As far as side effects, knock on wood, I’ve had minimal. The first month or so, I definitely noticed some increased fatigue at the end of the day, which Dr. Rao warned me about, as well as some frequent bathroom breaks at night, but otherwise, no complaints. A lot of the reviews I read mentioned hair loss and weight fluctuation, neither of which, I experienced. A few reviews also mentioned increased breast size, which I unfortunately, didn’t experience. Le sigh. Can’t win ’em all, right?
THREE: Bye bye dairy and hello water. I can’t say I’m perfect at either of these two changes, but they’ve been top of mind for me the past few months. I cut out dairy back in January pretty drastically, even refusing to eat foods that had been prepared with small amounts of it, which of course, makes eating out kinda tricky. Since then, I’ve relaxed, but whenever possible, I try to avoid eating excess amounts of it (so pizza is a rare indulgence for me, unfortunately). I also went on a pretty strict no soda and only one coffee a day rule, meaning, I chug A LOT of water. At first, it was cumbersome and I had to remind myself to drink it. But now, I have a rotation of six 1 liter Smart Water bottles that I fill up every day with tap water and I challenge myself to finish all of them before I go to bed that evening. My skin not only feels more supple, but I have way more energy than I recall ever having. Win, win!

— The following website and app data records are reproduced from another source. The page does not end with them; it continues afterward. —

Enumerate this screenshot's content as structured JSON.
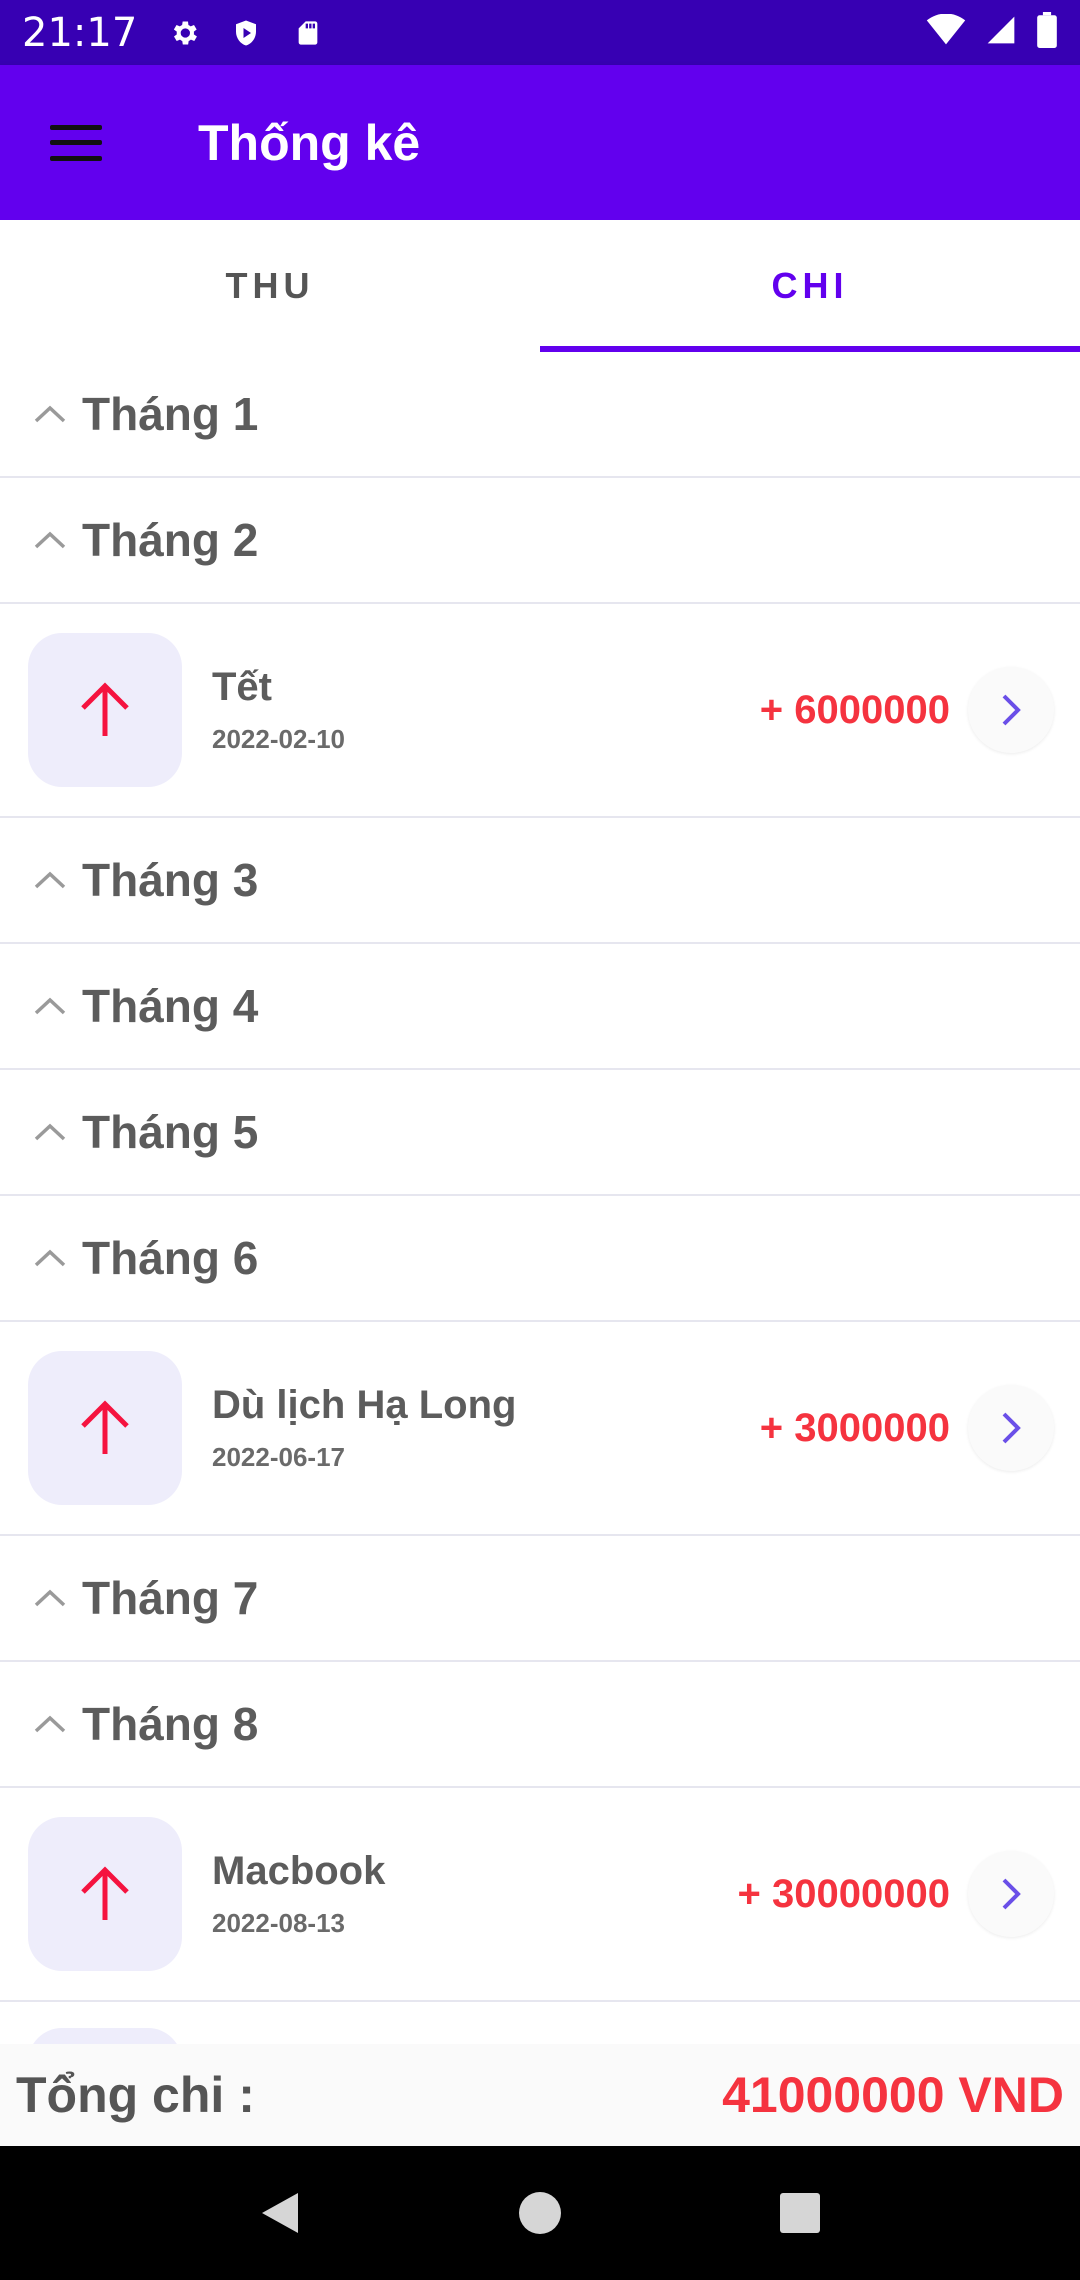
{
  "status_bar": {
    "time": "21:17",
    "icons_left": [
      "gear-icon",
      "shield-icon",
      "sd-card-icon"
    ],
    "icons_right": [
      "wifi-icon",
      "signal-icon",
      "battery-icon"
    ]
  },
  "app_bar": {
    "title": "Thống kê",
    "menu_icon": "menu-icon"
  },
  "tabs": [
    {
      "label": "THU",
      "active": false
    },
    {
      "label": "CHI",
      "active": true
    }
  ],
  "months": [
    {
      "label": "Tháng 1",
      "transactions": []
    },
    {
      "label": "Tháng 2",
      "transactions": [
        {
          "name": "Tết",
          "date": "2022-02-10",
          "amount": "+ 6000000"
        }
      ]
    },
    {
      "label": "Tháng 3",
      "transactions": []
    },
    {
      "label": "Tháng 4",
      "transactions": []
    },
    {
      "label": "Tháng 5",
      "transactions": []
    },
    {
      "label": "Tháng 6",
      "transactions": [
        {
          "name": "Dù lịch Hạ Long",
          "date": "2022-06-17",
          "amount": "+ 3000000"
        }
      ]
    },
    {
      "label": "Tháng 7",
      "transactions": []
    },
    {
      "label": "Tháng 8",
      "transactions": [
        {
          "name": "Macbook",
          "date": "2022-08-13",
          "amount": "+ 30000000"
        }
      ]
    }
  ],
  "total": {
    "label": "Tổng chi :",
    "value": "41000000 VND"
  },
  "colors": {
    "status_bar": "#3700B3",
    "app_bar": "#6200EE",
    "accent": "#6200EE",
    "amount_red": "#F5333F",
    "icon_bg": "#EEEDFB"
  }
}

OUTFIT DETAILS: Beaufille “Herse” top borrowed from Plan de Ville // Abercrombie & Fitch jeans (old, but just discovered this new brand that I’m obsessed with) // Monica Vinader necklace and bracelets // Tibi slip dress
FOUR: Exercise, exercise, exercise. During all of this skin investigation, I was also training for my Paris marathon in April, which meant, that no matter how I felt about my skin that day, I was forcing myself to head out the door and run 10, 11, 12 miles at a time. And I’m so glad I did. It was a great stress reliever for me and in some ways, when there are things you feel like you just can’t control, it’s nice to know there are some things you have absolute control over, like whether or not you kill those 10 miles today. Of course, with any regular exercise, your body starts to regroup itself, and mine did just that — I can’t say running necessarily improved my skin, but it improved my overall well-being and I think if there’s anything I’ve learned about skin, it’s all part of a very fine, lifestyle balance. The key is figuring out what levers work for you.
And there you have it — four lifestyle changes that I think have made a huge impact on my skin and my outlook. As I mentioned, my skin is far from perfect, I have a handful of scars left behind and I definitely have makeup on in these lovely photos Lydia shot for me. But I felt so confident when we were taking them, which is drastically different from the girl I snapped on my iPhone back in January. Perhaps I’ll get up the courage to share those shots here eventually. Until then, I’m always more than happy to answer whatever questions you guys may have about the above journey. Or perhaps you have other lifestyle changes that have made a difference for you and your skin that you’d like to share? Either way, let’s chat. Because you’re not alone, so there’s no reason to go through it alone.